▸ Aim of the task
The response must contain each line of the material that holds "favorites".

▸ Information

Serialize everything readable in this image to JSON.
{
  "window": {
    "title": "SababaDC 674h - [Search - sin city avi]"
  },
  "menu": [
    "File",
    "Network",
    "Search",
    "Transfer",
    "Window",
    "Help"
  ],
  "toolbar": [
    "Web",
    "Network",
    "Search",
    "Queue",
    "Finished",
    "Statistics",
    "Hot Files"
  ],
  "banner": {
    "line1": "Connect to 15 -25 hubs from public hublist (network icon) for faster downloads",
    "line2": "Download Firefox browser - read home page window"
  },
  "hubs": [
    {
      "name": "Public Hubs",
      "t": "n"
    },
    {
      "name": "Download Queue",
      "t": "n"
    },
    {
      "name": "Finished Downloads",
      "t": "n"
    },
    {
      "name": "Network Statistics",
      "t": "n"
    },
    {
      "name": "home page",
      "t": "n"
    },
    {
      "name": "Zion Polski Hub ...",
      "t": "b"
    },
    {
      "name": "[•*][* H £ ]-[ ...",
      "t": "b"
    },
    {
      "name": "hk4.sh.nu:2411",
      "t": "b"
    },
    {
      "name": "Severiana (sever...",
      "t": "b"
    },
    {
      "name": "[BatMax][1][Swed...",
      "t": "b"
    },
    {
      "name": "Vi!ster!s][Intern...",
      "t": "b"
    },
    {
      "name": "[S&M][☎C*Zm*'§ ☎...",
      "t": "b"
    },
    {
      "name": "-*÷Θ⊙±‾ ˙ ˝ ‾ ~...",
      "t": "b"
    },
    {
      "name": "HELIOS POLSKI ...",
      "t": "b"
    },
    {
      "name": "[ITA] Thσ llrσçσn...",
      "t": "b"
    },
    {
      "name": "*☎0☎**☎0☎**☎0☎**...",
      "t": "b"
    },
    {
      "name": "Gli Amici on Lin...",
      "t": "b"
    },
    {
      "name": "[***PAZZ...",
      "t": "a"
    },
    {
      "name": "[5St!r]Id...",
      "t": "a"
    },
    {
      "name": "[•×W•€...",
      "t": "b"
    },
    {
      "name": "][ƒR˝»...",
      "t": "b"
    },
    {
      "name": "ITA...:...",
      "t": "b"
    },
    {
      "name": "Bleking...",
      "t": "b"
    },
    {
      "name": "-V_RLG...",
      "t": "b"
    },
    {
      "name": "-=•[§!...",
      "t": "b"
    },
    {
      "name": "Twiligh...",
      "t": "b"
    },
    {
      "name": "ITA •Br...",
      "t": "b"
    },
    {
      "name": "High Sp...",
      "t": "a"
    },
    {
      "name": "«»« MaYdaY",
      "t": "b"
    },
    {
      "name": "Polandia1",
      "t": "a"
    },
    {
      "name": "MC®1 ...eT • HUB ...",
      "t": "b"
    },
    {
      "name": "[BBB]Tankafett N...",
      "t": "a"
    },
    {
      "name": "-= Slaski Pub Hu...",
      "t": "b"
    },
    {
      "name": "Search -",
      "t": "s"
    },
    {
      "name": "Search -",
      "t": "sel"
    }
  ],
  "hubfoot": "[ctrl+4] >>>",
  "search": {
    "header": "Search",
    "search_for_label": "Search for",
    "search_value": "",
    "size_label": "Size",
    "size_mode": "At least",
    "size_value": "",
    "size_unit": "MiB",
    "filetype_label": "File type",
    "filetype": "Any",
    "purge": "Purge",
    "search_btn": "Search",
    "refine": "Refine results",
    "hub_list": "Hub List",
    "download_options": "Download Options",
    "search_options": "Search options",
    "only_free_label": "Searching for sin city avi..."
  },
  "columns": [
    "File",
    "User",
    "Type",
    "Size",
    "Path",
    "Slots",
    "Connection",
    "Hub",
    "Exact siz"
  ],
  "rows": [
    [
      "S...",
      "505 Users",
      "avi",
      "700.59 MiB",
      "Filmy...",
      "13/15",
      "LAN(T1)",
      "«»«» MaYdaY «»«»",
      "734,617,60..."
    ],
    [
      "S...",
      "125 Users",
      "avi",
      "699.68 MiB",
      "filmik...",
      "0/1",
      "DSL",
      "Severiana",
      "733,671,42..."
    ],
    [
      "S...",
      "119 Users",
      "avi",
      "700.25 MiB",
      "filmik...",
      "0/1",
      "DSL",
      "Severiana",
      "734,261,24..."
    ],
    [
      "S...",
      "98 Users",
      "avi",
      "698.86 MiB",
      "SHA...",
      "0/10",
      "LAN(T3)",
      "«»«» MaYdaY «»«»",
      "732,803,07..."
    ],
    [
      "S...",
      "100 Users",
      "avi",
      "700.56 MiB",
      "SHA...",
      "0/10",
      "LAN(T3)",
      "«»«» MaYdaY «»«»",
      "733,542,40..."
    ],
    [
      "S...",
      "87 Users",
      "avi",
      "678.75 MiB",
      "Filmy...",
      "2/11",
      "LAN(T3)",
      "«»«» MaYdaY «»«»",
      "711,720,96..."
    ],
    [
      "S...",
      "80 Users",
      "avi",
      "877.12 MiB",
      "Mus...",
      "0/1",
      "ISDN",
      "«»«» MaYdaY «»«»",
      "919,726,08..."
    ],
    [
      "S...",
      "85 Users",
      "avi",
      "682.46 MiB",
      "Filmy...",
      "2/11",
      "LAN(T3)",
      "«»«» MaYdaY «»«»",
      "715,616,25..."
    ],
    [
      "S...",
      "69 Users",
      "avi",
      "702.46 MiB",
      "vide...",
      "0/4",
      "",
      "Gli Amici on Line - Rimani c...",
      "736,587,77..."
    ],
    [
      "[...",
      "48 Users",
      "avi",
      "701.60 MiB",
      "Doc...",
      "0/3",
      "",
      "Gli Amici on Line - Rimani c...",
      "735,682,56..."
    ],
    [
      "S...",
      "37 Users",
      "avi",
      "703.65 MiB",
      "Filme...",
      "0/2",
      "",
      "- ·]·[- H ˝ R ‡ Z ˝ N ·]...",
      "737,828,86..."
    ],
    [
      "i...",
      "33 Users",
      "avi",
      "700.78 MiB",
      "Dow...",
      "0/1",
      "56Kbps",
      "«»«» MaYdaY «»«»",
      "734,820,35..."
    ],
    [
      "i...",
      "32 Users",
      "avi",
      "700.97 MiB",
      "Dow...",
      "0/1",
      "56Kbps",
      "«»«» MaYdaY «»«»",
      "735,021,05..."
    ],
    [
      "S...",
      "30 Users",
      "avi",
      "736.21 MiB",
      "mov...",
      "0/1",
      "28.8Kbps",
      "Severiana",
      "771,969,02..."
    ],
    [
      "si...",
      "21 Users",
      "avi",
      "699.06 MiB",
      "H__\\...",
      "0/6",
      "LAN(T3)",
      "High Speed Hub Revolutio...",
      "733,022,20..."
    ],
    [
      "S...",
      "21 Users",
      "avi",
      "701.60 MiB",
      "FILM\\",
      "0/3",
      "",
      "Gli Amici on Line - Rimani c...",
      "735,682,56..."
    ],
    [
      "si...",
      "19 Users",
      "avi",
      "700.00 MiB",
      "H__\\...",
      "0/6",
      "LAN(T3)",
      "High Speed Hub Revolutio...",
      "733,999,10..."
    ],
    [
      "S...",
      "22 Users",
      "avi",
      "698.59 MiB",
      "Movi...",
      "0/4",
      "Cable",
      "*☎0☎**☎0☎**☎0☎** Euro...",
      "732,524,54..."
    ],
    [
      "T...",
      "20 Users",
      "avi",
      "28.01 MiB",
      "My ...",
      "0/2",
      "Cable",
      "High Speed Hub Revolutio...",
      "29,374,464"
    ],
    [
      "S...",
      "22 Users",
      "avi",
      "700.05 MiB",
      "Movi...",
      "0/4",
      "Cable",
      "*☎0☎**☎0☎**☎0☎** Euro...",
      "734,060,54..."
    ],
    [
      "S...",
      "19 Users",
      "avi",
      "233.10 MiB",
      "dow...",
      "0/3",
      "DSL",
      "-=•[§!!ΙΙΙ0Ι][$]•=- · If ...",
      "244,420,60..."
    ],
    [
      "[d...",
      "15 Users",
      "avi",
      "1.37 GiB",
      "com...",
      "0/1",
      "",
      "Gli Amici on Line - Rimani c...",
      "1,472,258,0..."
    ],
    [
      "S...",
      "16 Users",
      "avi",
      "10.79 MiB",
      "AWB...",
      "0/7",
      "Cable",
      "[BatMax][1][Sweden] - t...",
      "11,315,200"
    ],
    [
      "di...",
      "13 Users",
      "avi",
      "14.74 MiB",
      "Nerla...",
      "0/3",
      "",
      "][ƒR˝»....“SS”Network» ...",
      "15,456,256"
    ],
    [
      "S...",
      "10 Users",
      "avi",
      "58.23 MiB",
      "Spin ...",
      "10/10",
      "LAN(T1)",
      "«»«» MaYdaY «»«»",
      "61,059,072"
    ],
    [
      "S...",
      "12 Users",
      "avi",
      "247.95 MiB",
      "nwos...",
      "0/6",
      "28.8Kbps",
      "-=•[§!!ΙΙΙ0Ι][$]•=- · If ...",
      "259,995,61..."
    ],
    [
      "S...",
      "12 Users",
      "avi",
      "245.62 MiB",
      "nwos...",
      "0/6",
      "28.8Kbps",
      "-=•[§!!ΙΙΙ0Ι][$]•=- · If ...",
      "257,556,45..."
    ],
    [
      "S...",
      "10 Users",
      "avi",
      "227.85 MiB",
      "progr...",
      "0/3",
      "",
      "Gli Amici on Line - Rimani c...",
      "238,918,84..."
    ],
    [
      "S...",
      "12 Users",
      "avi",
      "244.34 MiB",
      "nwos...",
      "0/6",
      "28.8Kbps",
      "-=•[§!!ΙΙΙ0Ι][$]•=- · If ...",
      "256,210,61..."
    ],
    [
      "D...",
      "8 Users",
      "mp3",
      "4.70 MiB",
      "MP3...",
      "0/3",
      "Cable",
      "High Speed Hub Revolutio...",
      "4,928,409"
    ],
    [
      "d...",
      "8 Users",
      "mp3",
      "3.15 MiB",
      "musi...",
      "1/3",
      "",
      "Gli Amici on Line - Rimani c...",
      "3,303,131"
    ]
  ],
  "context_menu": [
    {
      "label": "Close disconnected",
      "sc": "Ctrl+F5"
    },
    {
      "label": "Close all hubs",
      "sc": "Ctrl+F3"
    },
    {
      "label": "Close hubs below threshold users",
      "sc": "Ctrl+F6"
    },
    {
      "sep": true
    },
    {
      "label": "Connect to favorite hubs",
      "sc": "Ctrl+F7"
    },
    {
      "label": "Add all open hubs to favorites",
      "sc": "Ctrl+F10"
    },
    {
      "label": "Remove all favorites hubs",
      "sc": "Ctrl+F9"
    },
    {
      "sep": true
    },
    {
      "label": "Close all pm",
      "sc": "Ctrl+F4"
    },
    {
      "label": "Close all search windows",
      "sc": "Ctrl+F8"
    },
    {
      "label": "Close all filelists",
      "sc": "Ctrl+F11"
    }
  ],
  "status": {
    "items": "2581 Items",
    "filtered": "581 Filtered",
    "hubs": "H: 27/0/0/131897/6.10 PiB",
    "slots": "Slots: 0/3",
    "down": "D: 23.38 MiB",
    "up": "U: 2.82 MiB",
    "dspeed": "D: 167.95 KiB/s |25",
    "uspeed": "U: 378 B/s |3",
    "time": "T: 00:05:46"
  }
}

▸ Answer to this exercise
      "label": "Add all open hubs to favorites",
      "label": "Remove all favorites hubs",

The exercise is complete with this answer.